Find the string "name" in the data, and copy out each line that has it.

Content starts

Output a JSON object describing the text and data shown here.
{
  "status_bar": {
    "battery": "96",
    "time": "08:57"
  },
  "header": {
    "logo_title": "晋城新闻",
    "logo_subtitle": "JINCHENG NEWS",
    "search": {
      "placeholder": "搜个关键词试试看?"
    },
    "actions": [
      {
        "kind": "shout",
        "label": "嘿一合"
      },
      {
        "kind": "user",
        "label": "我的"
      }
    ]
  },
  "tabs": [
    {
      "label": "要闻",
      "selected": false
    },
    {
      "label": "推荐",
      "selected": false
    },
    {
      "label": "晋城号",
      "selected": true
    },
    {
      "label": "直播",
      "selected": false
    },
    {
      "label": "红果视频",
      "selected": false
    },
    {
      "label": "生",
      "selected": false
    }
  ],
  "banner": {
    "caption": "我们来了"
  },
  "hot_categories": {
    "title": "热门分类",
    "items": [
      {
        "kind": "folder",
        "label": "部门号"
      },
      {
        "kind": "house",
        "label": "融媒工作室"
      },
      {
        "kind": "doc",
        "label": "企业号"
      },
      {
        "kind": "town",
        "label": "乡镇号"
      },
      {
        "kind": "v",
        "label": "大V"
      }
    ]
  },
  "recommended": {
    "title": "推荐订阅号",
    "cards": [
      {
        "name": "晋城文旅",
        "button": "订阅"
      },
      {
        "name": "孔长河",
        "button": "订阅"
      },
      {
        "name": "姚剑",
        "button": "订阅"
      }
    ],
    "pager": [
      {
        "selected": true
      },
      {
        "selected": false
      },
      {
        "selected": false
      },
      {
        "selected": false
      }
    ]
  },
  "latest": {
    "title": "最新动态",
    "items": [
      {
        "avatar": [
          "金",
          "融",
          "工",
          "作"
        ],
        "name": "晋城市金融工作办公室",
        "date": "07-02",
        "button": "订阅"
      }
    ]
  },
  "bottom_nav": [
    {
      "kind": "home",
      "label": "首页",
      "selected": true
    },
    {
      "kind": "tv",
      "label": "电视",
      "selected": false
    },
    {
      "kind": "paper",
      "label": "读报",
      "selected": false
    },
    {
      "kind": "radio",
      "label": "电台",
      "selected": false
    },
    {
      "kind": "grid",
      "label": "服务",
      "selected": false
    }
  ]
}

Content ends

REPLY TO THE EXERCISE —
        "name": "晋城文旅",
        "name": "孔长河",
        "name": "姚剑",
        "name": "晋城市金融工作办公室",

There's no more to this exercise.